JULY 17, 1971
I’M RUNNING OUT OF MEDIEVAL TORTURE CHAMBERS IN WHICH TO PLACE THESE PEOPLE — A man, posing first as an immigration officer, then, as a doctor, forced his way into the home of an unidentified Hispanic woman and began groping her before she ran away.
THUMBS UP. THUMBS DOWN. — This is not a specific note or event, just a general observation. We had many more hitchhikers in the SCV 30 years back than we do today. One of the busiest spots was the Lyons Avenue offramp. Perhaps because it was the ’70s, you’d see folks of all ages thumbing rides. We had more rapes and murders of hitchhikers, too. Pass that on to the kids…
THE CON GAMES JUST KEEP COMING — Some consumers were crying fraud over a drawing at a local Saugus store. Various big prizes, from TV sets to vacuums to $100 dining certificates, were used to draw folks into the establishment. Problem was, when folks opened the envelope, the dining tickets were 2-for-1 dinners in such faraway places as San Diego and Stanton. Stanton’s down in west Orange County. Had to look that one up.
MAN BITES DOG. WOMAN BITES MARSHAL. — Two of the more succinct headlines in journalism history. In the latter, Marshal Walt Shiller had a human lamprey scar on his upper inner thigh. Shiller had shown up at the home of Betty Taylor to evict the woman for non-payment of rent. She started throwing furniture around the room (none of it was hers). A la Keystone Cops, Walt and his partner chased Betty around her loaner house for about 16 bars of piano music. When they tried leading her outside, Betty bit Walt. So darn hard, her teeth tore through his britches and into his skin, drawing blood. And who said cops are thick-skinned…
JULY 17, 1981
THE ENDANGERED AGRARIAN SPECIES — The Signal penned a front-page feature. It was about our dwindling agricultural lands and how more and more local farms were going out of business. The story was rather prophetic. Lombardi’s up Bouquet Canyon is long gone. I’m hard-pressed to think of any other full-time, working, non-designer farms left in the SCV…
See that silvery spinning vortex yonder up ahead? I think, as the Time Ranger and Mr. SCV, I will take this opportunity to officially name it: “Yonder Spinning Vortex Canyon.” It is such. See you excellent souls (and some of you teetering on the cusp) back here at The Mighty Signal, seven days hence. Be good to one another and until then — vayan con Dios amigos!

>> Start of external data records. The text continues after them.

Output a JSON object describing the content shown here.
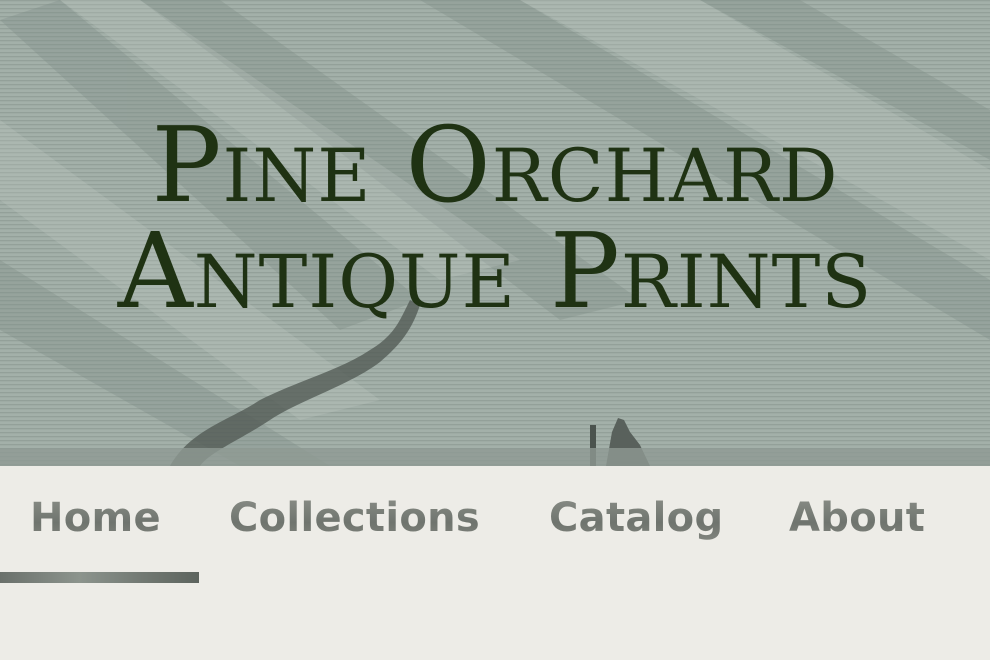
{
  "header": {
    "title_line1": "Pine Orchard",
    "title_line2": "Antique Prints"
  },
  "nav": {
    "items": [
      {
        "label": "Home",
        "active": true
      },
      {
        "label": "Collections",
        "active": false
      },
      {
        "label": "Catalog",
        "active": false
      },
      {
        "label": "About",
        "active": false
      }
    ]
  },
  "colors": {
    "title": "#1f3213",
    "nav_text": "#7b7f79",
    "nav_background": "#edece7",
    "hero_tint": "#9aa8a1"
  }
}
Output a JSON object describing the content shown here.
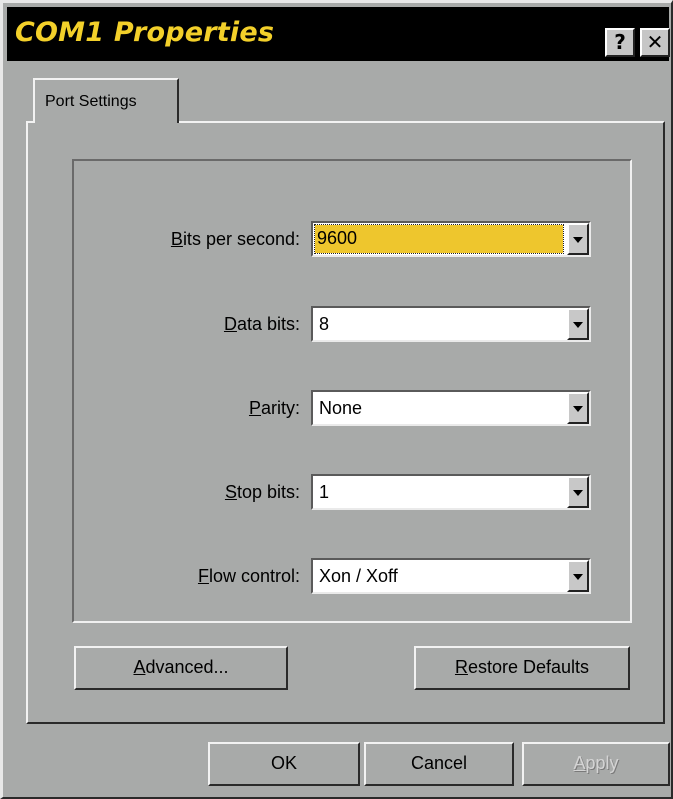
{
  "window": {
    "title": "COM1 Properties",
    "help_glyph": "?",
    "close_glyph": "✕"
  },
  "tabs": [
    {
      "label": "Port Settings",
      "selected": true
    }
  ],
  "fields": {
    "bits_per_second": {
      "label_mn": "B",
      "label_rest": "its per second:",
      "value": "9600",
      "focused": true
    },
    "data_bits": {
      "label_mn": "D",
      "label_rest": "ata bits:",
      "value": "8"
    },
    "parity": {
      "label_mn": "P",
      "label_rest": "arity:",
      "value": "None"
    },
    "stop_bits": {
      "label_mn": "S",
      "label_rest": "top bits:",
      "value": "1"
    },
    "flow_control": {
      "label_mn": "F",
      "label_rest": "low control:",
      "value": "Xon / Xoff"
    }
  },
  "buttons": {
    "advanced_mn": "A",
    "advanced_rest": "dvanced...",
    "restore_mn": "R",
    "restore_rest": "estore Defaults",
    "ok": "OK",
    "cancel": "Cancel",
    "apply_mn": "A",
    "apply_rest": "pply",
    "apply_enabled": false
  },
  "colors": {
    "title_text": "#f3d02a",
    "title_bar": "#000000",
    "focus_highlight": "#eec62d",
    "window_face": "#a8aaa9"
  }
}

Boston has launched his own publishing house, John Boston Books. The first is a three-volume set is “Ghosts, Ghouls, Myths & Monsters — The Most Haunted Town in America.” That’d be us. In the meantime, you can buy Boston’s “Melancholy Samurai,” “Naked Came the Sasquatch” and other of his books at bit.ly/John_Boston. If you liked the book, wouldn’t mind at all if you left a kind 5-star review.